Your assignment
Go through the material line by line and copy each one with the word "视频素材".

═════ Records supplied ═════

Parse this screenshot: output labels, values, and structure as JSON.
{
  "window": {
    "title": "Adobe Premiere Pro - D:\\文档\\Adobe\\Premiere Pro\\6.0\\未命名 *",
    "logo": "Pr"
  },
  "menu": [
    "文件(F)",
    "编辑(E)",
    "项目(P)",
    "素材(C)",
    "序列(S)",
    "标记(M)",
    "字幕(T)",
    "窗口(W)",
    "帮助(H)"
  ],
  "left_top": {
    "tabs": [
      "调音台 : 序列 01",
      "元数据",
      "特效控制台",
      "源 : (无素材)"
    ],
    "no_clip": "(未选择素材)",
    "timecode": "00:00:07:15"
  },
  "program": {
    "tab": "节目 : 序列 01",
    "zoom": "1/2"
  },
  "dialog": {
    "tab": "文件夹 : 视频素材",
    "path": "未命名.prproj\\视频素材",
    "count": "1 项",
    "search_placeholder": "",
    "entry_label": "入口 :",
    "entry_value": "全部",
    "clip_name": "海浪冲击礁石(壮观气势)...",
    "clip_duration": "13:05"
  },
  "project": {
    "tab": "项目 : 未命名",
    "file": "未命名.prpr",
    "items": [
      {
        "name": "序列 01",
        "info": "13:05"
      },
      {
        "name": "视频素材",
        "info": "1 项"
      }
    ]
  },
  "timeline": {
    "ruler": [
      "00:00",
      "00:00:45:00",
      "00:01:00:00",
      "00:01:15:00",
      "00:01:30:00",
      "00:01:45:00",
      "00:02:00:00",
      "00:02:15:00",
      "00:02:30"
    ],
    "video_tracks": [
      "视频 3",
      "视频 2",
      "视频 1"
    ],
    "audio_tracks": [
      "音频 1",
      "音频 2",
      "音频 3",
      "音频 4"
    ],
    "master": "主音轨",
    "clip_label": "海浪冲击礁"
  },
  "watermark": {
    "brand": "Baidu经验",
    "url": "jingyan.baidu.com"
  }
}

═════

Answer for the task
    "tab": "文件夹 : 视频素材",
    "path": "未命名.prproj\\视频素材",
        "name": "视频素材",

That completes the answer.